Dataset rows for apps and sites
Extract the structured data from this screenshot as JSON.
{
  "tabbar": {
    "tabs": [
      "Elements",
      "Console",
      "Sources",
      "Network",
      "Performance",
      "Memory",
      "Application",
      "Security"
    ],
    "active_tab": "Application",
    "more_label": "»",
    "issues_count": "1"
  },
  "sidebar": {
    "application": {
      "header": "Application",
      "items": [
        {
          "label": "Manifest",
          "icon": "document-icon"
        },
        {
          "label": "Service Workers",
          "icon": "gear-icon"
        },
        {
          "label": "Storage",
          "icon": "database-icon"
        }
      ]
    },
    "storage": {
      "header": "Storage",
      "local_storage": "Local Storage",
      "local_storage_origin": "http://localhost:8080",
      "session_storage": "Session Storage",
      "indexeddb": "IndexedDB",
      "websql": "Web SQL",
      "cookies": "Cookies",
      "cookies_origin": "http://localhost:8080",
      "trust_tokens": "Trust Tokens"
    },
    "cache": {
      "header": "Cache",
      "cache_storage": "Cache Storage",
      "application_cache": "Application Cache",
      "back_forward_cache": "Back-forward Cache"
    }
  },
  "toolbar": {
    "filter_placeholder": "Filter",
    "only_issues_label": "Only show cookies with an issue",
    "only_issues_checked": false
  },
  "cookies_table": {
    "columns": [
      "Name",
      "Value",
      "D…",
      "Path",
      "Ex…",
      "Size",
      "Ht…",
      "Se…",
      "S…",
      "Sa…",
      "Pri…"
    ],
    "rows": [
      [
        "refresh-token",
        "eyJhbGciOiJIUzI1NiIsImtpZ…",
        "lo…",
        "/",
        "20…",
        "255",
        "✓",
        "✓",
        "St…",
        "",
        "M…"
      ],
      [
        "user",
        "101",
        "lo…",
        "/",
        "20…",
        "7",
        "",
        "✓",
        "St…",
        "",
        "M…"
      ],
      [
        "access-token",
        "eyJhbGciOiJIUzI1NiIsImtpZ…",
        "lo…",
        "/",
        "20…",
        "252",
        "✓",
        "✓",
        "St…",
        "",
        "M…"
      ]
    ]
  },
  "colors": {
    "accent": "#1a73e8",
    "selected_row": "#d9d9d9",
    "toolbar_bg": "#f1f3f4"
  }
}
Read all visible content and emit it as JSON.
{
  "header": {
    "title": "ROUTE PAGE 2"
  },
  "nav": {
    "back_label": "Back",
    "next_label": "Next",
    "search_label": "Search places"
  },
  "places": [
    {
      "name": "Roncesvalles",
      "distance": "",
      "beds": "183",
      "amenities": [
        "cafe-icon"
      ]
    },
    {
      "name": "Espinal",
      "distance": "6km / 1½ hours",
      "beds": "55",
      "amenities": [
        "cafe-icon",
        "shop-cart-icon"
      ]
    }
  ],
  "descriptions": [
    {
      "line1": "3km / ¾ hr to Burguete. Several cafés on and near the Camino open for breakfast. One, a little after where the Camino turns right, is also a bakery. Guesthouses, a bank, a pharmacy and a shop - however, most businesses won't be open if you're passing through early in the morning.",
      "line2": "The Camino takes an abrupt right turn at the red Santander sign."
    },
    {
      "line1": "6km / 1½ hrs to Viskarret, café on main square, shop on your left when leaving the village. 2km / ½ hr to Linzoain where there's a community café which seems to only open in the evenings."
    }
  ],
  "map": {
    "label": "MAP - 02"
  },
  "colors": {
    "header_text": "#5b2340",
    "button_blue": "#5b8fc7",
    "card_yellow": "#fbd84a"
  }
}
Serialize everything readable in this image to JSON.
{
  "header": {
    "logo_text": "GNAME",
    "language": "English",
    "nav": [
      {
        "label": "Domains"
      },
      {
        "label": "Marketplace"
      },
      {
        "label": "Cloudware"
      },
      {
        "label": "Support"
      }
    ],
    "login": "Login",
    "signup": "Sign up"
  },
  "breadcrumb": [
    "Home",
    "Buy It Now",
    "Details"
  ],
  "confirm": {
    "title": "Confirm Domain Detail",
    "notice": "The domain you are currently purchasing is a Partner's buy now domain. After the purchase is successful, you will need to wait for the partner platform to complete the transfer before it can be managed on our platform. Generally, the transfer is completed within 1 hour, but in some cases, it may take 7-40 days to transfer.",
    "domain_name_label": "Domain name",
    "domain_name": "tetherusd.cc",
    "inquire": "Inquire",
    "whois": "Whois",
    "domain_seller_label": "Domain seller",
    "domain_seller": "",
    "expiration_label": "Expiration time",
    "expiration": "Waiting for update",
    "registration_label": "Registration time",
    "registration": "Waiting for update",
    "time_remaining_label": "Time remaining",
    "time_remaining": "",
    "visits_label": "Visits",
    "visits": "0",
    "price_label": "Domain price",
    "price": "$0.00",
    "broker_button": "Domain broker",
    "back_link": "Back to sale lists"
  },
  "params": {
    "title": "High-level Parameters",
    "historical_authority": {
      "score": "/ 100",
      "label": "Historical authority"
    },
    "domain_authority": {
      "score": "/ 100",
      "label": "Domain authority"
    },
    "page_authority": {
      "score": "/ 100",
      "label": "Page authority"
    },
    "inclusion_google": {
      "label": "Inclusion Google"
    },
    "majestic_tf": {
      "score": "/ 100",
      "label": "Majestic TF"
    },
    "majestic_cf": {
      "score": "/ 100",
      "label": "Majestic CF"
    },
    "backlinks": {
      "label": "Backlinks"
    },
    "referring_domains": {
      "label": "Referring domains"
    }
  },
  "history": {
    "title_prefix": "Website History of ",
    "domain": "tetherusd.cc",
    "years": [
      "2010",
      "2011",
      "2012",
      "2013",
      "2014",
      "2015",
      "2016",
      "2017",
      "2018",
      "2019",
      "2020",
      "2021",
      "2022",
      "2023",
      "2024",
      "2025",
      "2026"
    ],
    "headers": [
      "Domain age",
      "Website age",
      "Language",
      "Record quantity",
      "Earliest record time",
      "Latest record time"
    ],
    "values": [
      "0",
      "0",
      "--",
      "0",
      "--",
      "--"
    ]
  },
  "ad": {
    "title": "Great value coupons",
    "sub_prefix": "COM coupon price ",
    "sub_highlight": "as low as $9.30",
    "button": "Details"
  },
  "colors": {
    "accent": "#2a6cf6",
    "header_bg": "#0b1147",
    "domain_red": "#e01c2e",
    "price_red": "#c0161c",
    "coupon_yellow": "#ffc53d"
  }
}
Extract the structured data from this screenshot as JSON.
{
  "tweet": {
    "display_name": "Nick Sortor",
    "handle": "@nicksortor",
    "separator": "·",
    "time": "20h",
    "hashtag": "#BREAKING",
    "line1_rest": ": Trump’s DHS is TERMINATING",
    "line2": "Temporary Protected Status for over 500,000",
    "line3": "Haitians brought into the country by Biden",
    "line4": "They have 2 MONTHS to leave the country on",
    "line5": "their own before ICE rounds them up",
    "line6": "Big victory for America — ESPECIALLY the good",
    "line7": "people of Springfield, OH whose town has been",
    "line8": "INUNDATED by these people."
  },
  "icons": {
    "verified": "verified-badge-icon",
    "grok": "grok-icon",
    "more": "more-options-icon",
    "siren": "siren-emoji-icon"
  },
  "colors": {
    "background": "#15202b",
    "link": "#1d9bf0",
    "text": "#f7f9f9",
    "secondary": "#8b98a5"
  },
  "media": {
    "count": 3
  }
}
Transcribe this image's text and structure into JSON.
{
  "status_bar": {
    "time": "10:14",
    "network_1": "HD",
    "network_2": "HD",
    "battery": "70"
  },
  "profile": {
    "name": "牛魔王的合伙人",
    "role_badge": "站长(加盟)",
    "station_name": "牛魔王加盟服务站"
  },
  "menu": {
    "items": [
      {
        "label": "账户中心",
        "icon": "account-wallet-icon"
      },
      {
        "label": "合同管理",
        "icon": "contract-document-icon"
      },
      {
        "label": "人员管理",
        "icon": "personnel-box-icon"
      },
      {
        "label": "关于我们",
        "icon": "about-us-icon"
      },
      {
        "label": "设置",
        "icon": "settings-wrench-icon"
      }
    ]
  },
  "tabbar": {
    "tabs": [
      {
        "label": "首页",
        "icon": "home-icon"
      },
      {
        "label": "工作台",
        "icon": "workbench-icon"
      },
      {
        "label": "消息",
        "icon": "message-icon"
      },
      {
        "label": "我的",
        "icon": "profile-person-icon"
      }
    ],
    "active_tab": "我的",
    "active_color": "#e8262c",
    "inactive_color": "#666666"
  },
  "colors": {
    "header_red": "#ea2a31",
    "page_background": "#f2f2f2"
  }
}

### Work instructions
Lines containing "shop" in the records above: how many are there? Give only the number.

### Problem solution
3